For each record that follows, write out an identical copy.

- SUPPLIED MATERIAL
►
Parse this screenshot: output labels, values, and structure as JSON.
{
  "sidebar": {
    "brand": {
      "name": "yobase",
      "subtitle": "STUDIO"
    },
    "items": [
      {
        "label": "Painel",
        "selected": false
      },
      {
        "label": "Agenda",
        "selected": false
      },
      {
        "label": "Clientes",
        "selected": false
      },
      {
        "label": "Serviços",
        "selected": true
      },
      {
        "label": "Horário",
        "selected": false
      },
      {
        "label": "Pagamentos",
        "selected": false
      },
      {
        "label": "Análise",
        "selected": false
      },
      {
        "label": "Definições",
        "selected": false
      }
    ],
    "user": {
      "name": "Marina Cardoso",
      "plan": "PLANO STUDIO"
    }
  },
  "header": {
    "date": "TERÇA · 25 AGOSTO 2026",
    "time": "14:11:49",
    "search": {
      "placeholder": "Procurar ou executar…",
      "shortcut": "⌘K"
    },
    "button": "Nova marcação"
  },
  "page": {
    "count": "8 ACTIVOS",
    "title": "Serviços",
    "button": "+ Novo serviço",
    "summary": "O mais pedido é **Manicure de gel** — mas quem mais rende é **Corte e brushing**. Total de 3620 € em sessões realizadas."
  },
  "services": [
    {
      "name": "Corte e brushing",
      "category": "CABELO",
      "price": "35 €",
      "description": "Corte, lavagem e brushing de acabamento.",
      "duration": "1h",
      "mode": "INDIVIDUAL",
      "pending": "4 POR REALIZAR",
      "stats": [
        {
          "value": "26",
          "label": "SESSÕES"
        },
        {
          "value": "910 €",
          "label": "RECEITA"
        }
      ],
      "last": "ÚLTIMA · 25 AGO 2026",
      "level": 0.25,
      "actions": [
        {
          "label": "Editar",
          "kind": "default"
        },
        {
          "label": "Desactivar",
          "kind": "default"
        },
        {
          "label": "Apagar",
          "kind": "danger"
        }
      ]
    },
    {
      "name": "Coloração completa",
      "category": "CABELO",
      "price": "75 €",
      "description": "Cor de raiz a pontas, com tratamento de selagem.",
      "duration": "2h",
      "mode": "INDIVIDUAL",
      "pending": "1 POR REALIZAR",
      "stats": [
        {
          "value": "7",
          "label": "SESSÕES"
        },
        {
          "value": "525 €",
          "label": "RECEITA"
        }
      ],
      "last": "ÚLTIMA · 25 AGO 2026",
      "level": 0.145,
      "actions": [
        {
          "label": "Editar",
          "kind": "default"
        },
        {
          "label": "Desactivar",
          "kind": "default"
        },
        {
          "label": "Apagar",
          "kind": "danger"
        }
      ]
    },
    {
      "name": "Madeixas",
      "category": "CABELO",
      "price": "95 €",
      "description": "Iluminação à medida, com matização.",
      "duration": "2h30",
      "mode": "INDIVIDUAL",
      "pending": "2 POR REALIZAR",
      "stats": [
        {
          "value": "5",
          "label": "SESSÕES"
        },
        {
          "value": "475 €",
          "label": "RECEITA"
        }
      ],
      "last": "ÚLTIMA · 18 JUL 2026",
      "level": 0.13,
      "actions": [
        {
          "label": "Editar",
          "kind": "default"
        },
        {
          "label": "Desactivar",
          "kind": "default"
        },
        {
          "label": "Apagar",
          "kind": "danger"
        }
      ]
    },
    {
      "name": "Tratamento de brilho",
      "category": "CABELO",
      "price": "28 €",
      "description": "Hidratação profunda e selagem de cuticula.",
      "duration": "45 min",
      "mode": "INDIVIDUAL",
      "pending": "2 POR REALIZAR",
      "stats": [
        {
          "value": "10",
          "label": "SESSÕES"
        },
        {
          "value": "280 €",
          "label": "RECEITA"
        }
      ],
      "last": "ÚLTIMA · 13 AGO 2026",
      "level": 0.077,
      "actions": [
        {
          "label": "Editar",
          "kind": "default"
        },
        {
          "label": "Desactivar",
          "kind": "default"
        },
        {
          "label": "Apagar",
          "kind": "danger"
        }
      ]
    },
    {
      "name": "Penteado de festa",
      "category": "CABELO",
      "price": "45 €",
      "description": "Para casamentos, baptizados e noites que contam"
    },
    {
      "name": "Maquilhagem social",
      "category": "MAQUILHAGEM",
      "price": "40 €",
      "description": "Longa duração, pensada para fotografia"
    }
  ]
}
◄
- OUTPUT FOR THIS TASK
Parse this screenshot: output labels, values, and structure as JSON.
{
  "sidebar": {
    "brand": {
      "name": "yobase",
      "subtitle": "STUDIO"
    },
    "items": [
      {
        "label": "Painel",
        "selected": false
      },
      {
        "label": "Agenda",
        "selected": false
      },
      {
        "label": "Clientes",
        "selected": false
      },
      {
        "label": "Serviços",
        "selected": true
      },
      {
        "label": "Horário",
        "selected": false
      },
      {
        "label": "Pagamentos",
        "selected": false
      },
      {
        "label": "Análise",
        "selected": false
      },
      {
        "label": "Definições",
        "selected": false
      }
    ],
    "user": {
      "name": "Marina Cardoso",
      "plan": "PLANO STUDIO"
    }
  },
  "header": {
    "date": "TERÇA · 25 AGOSTO 2026",
    "time": "14:11:49",
    "search": {
      "placeholder": "Procurar ou executar…",
      "shortcut": "⌘K"
    },
    "button": "Nova marcação"
  },
  "page": {
    "count": "8 ACTIVOS",
    "title": "Serviços",
    "button": "+ Novo serviço",
    "summary": "O mais pedido é **Manicure de gel** — mas quem mais rende é **Corte e brushing**. Total de 3620 € em sessões realizadas."
  },
  "services": [
    {
      "name": "Corte e brushing",
      "category": "CABELO",
      "price": "35 €",
      "description": "Corte, lavagem e brushing de acabamento.",
      "duration": "1h",
      "mode": "INDIVIDUAL",
      "pending": "4 POR REALIZAR",
      "stats": [
        {
          "value": "26",
          "label": "SESSÕES"
        },
        {
          "value": "910 €",
          "label": "RECEITA"
        }
      ],
      "last": "ÚLTIMA · 25 AGO 2026",
      "level": 0.25,
      "actions": [
        {
          "label": "Editar",
          "kind": "default"
        },
        {
          "label": "Desactivar",
          "kind": "default"
        },
        {
          "label": "Apagar",
          "kind": "danger"
        }
      ]
    },
    {
      "name": "Coloração completa",
      "category": "CABELO",
      "price": "75 €",
      "description": "Cor de raiz a pontas, com tratamento de selagem.",
      "duration": "2h",
      "mode": "INDIVIDUAL",
      "pending": "1 POR REALIZAR",
      "stats": [
        {
          "value": "7",
          "label": "SESSÕES"
        },
        {
          "value": "525 €",
          "label": "RECEITA"
        }
      ],
      "last": "ÚLTIMA · 25 AGO 2026",
      "level": 0.145,
      "actions": [
        {
          "label": "Editar",
          "kind": "default"
        },
        {
          "label": "Desactivar",
          "kind": "default"
        },
        {
          "label": "Apagar",
          "kind": "danger"
        }
      ]
    },
    {
      "name": "Madeixas",
      "category": "CABELO",
      "price": "95 €",
      "description": "Iluminação à medida, com matização.",
      "duration": "2h30",
      "mode": "INDIVIDUAL",
      "pending": "2 POR REALIZAR",
      "stats": [
        {
          "value": "5",
          "label": "SESSÕES"
        },
        {
          "value": "475 €",
          "label": "RECEITA"
        }
      ],
      "last": "ÚLTIMA · 18 JUL 2026",
      "level": 0.13,
      "actions": [
        {
          "label": "Editar",
          "kind": "default"
        },
        {
          "label": "Desactivar",
          "kind": "default"
        },
        {
          "label": "Apagar",
          "kind": "danger"
        }
      ]
    },
    {
      "name": "Tratamento de brilho",
      "category": "CABELO",
      "price": "28 €",
      "description": "Hidratação profunda e selagem de cuticula.",
      "duration": "45 min",
      "mode": "INDIVIDUAL",
      "pending": "2 POR REALIZAR",
      "stats": [
        {
          "value": "10",
          "label": "SESSÕES"
        },
        {
          "value": "280 €",
          "label": "RECEITA"
        }
      ],
      "last": "ÚLTIMA · 13 AGO 2026",
      "level": 0.077,
      "actions": [
        {
          "label": "Editar",
          "kind": "default"
        },
        {
          "label": "Desactivar",
          "kind": "default"
        },
        {
          "label": "Apagar",
          "kind": "danger"
        }
      ]
    },
    {
      "name": "Penteado de festa",
      "category": "CABELO",
      "price": "45 €",
      "description": "Para casamentos, baptizados e noites que contam"
    },
    {
      "name": "Maquilhagem social",
      "category": "MAQUILHAGEM",
      "price": "40 €",
      "description": "Longa duração, pensada para fotografia"
    }
  ]
}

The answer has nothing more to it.